(Given records begins)
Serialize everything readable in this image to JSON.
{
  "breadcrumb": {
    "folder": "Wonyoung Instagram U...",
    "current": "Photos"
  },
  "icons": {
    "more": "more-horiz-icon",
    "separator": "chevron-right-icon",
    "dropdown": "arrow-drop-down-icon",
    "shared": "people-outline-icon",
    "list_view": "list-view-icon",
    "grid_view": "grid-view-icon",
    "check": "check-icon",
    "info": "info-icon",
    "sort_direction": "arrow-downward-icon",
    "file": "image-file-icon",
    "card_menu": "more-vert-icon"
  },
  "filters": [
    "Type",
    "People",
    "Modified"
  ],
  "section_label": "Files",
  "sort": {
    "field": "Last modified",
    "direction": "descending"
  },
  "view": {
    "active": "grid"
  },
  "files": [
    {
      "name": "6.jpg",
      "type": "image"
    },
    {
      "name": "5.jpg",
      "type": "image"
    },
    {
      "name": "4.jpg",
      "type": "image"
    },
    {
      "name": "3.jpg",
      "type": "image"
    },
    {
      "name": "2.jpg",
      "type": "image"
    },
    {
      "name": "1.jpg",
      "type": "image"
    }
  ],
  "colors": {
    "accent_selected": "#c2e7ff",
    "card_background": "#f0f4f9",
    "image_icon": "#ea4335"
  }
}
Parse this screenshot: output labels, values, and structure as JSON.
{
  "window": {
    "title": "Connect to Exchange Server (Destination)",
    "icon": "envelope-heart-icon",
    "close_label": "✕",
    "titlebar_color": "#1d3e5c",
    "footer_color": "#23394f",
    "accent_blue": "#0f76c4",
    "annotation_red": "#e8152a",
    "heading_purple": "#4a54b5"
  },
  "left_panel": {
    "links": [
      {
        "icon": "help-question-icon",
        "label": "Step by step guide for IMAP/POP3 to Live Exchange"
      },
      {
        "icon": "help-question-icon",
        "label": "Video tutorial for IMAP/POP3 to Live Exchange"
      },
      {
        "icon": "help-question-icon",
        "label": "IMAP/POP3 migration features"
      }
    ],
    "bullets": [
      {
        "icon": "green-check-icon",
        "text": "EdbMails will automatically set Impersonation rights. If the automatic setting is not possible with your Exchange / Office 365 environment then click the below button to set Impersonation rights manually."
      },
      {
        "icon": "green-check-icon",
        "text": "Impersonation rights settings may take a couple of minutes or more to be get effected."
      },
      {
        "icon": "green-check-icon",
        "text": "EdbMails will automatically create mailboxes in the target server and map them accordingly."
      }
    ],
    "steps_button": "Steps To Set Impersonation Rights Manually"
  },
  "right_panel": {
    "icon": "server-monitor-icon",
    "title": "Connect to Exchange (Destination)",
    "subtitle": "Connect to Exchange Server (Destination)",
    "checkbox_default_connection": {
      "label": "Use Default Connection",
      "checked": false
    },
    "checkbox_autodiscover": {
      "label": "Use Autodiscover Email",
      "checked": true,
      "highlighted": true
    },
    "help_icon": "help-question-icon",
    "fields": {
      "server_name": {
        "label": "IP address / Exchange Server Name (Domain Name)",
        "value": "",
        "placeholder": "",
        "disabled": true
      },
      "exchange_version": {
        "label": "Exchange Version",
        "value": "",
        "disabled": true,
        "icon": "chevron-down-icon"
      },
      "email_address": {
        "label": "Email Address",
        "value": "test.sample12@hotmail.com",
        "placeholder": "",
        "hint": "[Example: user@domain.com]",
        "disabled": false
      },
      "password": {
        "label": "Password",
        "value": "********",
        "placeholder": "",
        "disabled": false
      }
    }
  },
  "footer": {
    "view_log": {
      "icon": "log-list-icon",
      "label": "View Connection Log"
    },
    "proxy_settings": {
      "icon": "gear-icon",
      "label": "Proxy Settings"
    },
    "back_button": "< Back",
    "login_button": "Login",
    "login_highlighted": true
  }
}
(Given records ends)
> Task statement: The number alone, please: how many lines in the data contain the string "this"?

> Answer section: 2